“But this doesn’t mean the show is just a lark or a goof for me – definitely not” adds Frankel, whose previous Fox series was the short-lived James Bond-lite “Fortune Hunter” in 1994, in which he played smooth agent Carlton Dial.
“That was a lot of fun. But it was in a bad time slot. You couldn’t be really dangerous at 7p.m. It only ran for five episodes here, but we shot 13, which all aired overseas.”
Overseas is where Frankel was shaped as an actor. The son of a British air force pilot, grandson of a concert violinist and conductor, Frankel grew up in London, feeding on Hollywood films. Even now his mum keeps a piece of paper on which Frankel wrote in crayon when he was 5, “My mother is a housewife, my father is a soldier, and I want to be an actor.”
That’s almost how easy it was. After theater studies at St. John’s College in London, Frankel studied at London’s Webber Douglas Academy of Dramatic Art, landing a role in the stage play “Days of Cavafy.” Director Jerry London saw him and cast him as Michelangelo in TNT’s six-hour miniseries “Michelangelo: A Season of Giants,” filmed in Italy.
Then came a role in the TNT drama “Young Catherine,” shot in Russia; stints on the BBC TV shows “Vanity Dies Hard” and “Maigret”; and a role as a “failed realtor who finds out he’s the product of artificial insemination” in the wacky British movie “Leon the Pig Farmer.”
Soon after “Pig Farmer” production wrapped, Frankel came to Hollywood for the first time. Ten days after he arrived, he landed the recurring role of millionaire Simon Bolt on the ’92-’93 season of high-angst drama “Sisters,” which has its series finale Saturday.
“Angst? Oh yeah. As George Clooney said when he took the role of Falconer when I left, ‘Hey, it’s a chick show.'”
At that time, Frankel found Hollywood “a psychologically dangerous place, with everything available, from drugs to sex to nightclubbing and work.
“I felt a vortex that could suck me in. But now with ‘Kindred’ I’m very involved with my work, and I have American friends. When I go back to London, I actually find myself being very protective and defensive of L.A.”
Frankel maintains homes here and in London, and is currently shooting a British feature in Italy called “Roseanna’s Grave,” for Christmas release. “It’s a satire of romantic scruples and I play an Italian lawyer with a heavy Italian accent, like-a-this, you see?”
A devotee of accents, Frankel enjoyed fooling his own director on “Kindred.” “It was the fifth episode we shot and the director comes up to me and after a minute he goes, stunned, ‘What you’re not American?’ And I say (best stodgy-tweedy English-earl accent here) ‘Fraid not, old boy.'”
As to “Kindred” overlord Spelling, he’s “very involved in the production,” Frankel says.
“He’ll say, ‘Let’s talk about this scene,’ or ‘I don’t want Julian in light shirts, I want him in dark shirts, because he’s very, very Gothic’.”
So just how Gothic will Frankel’s controlled, menacing yet human-hankering vampire stay?

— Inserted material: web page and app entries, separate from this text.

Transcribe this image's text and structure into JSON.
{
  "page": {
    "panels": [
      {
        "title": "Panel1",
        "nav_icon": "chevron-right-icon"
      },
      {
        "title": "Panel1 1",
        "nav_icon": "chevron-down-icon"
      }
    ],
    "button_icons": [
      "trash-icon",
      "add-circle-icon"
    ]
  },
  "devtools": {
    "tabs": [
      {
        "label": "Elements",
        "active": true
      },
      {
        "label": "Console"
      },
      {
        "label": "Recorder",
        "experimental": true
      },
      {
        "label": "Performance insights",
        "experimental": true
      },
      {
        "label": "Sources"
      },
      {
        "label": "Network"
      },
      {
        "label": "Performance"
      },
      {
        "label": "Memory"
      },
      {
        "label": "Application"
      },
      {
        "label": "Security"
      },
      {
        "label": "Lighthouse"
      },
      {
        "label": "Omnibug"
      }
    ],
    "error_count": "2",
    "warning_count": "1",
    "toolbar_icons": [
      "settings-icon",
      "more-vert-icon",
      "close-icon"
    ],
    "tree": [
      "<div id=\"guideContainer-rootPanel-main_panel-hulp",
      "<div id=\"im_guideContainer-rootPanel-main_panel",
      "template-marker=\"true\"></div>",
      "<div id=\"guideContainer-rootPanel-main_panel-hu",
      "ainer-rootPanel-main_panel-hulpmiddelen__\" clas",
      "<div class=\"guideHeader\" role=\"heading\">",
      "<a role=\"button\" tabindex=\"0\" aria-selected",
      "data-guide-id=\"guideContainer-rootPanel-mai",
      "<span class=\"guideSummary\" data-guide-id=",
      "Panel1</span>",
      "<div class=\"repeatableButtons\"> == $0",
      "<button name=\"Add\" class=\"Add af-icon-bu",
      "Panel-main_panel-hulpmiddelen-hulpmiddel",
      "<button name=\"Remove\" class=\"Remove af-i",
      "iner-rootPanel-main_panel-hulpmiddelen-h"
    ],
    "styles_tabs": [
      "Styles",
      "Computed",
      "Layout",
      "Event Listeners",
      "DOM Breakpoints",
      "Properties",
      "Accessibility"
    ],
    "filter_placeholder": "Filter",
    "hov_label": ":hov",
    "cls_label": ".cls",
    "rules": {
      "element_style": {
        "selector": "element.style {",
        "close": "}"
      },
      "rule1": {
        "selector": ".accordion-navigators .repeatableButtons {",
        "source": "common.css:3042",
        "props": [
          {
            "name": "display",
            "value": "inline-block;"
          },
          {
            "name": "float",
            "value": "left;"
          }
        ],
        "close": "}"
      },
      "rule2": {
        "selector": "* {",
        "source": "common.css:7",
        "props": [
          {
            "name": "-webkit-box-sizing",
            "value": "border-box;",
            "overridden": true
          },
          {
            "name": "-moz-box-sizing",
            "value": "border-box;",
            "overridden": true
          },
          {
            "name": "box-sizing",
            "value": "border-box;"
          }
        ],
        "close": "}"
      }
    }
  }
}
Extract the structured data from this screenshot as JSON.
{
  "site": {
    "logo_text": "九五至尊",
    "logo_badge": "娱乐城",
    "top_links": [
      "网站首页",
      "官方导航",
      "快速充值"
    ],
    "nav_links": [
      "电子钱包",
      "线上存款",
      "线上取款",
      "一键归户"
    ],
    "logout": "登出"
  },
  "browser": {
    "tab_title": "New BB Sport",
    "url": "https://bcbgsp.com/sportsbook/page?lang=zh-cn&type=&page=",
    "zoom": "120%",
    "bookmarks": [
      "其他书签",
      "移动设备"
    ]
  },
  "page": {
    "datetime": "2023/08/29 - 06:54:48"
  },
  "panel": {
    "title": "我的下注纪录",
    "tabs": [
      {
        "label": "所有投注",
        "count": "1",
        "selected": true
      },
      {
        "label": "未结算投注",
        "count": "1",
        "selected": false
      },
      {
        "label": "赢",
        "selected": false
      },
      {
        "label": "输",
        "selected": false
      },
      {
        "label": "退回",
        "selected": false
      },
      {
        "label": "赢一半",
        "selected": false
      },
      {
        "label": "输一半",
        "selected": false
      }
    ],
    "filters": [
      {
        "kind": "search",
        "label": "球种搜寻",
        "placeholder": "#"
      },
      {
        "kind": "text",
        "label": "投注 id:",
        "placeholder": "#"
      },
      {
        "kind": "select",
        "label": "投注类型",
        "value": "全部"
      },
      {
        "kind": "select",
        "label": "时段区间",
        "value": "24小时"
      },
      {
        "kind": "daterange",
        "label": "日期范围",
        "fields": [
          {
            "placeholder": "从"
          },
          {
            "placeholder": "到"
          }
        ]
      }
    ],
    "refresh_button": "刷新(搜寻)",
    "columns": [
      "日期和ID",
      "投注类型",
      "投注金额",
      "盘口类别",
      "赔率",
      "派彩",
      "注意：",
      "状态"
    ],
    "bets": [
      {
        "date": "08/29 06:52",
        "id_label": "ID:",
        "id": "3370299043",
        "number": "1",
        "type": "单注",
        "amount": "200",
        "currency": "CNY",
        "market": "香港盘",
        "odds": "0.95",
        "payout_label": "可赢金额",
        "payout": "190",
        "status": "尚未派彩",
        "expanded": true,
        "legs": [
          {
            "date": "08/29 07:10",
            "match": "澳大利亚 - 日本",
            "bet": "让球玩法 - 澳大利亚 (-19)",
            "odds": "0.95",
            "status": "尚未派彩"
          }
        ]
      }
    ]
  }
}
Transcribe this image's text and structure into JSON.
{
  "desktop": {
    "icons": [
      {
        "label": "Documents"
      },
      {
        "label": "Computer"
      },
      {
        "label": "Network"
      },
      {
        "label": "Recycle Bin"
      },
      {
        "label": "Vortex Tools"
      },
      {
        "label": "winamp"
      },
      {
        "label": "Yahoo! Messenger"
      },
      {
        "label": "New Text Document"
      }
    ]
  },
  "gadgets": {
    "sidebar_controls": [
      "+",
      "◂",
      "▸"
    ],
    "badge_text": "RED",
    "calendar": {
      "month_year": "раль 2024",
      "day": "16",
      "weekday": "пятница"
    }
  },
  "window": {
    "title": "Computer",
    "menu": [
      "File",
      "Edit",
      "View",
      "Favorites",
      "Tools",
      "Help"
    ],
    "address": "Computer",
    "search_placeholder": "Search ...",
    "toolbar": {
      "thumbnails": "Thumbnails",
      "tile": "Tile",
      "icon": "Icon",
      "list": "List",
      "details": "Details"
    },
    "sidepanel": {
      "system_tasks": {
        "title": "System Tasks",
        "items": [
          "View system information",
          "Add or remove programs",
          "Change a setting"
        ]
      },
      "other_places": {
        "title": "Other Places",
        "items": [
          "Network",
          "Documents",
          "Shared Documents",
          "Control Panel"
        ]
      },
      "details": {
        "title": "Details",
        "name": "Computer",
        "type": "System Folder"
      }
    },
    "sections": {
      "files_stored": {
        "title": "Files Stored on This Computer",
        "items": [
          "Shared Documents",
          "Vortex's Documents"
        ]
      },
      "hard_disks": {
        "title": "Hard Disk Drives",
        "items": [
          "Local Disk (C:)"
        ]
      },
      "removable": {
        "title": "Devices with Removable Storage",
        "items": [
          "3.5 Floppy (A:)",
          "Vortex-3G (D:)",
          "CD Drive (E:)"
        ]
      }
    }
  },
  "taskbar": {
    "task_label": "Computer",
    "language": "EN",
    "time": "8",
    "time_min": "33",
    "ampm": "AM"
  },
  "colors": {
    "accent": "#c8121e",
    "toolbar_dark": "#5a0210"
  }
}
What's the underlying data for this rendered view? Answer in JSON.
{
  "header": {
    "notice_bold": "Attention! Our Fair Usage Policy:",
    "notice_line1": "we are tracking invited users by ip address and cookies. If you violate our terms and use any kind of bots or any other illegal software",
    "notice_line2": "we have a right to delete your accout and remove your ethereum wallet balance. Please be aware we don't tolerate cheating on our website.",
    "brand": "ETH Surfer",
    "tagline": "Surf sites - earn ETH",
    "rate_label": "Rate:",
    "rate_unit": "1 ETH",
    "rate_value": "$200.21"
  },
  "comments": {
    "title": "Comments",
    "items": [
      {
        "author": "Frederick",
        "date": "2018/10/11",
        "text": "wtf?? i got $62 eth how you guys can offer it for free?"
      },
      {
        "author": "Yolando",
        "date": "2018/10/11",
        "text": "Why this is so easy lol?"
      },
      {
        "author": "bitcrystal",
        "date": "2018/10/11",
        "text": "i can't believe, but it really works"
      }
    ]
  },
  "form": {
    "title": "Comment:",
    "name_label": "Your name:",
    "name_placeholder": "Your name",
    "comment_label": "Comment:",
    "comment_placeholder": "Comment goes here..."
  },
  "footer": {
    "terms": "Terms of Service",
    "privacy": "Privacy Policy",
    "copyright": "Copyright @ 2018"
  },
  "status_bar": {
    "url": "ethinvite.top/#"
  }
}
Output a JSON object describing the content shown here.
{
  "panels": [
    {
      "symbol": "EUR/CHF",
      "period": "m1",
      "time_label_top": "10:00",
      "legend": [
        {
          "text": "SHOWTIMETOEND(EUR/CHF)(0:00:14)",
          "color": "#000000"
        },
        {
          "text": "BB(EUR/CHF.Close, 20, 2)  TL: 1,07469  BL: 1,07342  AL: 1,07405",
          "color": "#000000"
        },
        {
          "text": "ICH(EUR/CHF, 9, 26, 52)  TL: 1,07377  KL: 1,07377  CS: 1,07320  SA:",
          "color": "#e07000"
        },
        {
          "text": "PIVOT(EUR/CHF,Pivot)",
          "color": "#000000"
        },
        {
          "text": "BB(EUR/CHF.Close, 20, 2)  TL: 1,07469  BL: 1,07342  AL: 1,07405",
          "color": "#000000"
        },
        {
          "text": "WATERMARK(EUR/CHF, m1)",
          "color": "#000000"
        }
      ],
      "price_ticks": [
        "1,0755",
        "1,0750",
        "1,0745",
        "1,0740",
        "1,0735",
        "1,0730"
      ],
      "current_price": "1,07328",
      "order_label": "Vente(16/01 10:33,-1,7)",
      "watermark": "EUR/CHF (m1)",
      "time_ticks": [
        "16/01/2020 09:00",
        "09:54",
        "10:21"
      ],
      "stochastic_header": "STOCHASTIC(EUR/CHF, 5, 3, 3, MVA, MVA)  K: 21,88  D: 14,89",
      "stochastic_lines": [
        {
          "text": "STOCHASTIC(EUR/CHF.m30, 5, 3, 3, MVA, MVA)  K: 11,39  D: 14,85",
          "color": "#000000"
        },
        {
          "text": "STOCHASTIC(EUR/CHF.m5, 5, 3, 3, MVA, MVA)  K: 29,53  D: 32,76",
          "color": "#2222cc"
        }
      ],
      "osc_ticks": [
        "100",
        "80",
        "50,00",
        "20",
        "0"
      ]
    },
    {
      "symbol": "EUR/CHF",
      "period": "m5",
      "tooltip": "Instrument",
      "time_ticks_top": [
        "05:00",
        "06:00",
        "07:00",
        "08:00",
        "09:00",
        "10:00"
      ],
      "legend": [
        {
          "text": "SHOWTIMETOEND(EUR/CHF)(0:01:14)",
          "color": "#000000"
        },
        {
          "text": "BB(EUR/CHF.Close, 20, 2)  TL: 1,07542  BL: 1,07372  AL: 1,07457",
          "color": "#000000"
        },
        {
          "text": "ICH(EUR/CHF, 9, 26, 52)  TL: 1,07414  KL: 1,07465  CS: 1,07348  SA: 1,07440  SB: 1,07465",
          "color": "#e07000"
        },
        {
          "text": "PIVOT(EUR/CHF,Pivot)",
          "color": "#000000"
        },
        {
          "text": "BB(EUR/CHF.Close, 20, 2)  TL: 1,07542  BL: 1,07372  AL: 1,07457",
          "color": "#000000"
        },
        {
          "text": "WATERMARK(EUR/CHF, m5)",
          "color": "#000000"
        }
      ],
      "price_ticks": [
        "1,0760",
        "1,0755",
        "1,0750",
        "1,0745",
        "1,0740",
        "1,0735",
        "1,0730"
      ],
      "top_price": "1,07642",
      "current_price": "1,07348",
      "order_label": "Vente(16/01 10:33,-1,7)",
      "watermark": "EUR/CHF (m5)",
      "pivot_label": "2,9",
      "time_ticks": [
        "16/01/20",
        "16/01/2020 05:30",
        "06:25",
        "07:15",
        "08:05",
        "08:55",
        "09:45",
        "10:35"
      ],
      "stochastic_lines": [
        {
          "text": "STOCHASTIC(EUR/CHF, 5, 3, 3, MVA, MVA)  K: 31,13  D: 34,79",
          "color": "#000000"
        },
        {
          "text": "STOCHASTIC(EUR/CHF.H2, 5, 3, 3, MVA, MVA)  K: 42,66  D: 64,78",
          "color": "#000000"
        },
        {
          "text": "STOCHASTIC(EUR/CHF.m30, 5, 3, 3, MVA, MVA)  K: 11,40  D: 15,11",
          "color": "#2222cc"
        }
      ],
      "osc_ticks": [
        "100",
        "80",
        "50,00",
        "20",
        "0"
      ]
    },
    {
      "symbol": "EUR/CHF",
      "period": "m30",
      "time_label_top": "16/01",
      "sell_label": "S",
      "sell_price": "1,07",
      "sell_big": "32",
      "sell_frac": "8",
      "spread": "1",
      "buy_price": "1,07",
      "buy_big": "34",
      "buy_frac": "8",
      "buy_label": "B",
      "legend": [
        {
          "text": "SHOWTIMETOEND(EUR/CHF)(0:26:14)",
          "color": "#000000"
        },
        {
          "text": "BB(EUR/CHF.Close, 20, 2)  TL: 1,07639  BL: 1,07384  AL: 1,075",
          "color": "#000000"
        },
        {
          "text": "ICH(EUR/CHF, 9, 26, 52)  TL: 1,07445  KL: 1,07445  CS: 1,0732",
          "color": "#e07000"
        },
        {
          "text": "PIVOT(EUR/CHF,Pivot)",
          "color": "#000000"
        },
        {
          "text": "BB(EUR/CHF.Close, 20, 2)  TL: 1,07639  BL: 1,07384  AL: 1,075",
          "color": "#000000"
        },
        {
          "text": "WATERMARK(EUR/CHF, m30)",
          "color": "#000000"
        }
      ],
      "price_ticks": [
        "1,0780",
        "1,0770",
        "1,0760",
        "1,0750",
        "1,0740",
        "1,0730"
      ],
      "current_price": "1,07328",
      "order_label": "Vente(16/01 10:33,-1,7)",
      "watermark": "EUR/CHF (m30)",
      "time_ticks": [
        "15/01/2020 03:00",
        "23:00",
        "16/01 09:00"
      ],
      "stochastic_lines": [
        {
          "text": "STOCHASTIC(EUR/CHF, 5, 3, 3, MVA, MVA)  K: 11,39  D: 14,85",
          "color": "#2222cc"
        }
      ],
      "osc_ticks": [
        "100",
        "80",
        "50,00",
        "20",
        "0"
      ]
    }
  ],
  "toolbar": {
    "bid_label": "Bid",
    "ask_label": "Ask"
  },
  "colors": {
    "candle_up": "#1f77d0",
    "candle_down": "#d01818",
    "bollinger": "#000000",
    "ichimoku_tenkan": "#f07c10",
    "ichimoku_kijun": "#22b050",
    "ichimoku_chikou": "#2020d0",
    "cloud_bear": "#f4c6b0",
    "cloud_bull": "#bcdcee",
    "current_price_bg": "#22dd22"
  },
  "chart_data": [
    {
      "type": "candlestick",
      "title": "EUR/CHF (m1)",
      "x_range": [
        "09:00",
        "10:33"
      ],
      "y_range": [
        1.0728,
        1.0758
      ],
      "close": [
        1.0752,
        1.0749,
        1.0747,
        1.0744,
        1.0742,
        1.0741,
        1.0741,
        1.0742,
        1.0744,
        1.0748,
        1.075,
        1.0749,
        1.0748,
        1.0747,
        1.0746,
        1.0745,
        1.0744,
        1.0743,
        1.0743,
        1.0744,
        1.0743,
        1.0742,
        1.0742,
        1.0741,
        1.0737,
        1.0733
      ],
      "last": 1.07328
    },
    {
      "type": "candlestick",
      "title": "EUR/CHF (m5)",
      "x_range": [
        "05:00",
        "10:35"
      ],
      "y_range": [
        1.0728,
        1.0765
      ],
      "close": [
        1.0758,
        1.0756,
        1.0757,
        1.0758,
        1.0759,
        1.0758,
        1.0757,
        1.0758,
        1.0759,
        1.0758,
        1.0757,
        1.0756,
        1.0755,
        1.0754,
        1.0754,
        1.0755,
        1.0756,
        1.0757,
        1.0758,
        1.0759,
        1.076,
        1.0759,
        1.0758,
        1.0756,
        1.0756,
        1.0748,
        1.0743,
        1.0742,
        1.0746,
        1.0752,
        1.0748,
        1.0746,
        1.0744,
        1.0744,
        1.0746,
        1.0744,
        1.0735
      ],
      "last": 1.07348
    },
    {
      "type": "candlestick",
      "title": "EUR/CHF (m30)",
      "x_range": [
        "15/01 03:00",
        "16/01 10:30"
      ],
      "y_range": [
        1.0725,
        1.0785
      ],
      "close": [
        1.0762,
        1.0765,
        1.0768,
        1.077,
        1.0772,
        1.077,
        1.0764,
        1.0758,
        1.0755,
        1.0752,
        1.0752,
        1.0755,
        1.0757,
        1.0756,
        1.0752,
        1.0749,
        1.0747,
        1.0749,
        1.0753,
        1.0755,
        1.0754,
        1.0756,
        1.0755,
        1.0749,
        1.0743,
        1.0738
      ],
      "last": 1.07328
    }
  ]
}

Will his guard against humans, against Caitlin, ever really come down?
“Believe me, he’ll loosen up,” Frankel says, laughing. “Coming up in the next episodes you’ll see him loosen up big time, babe.”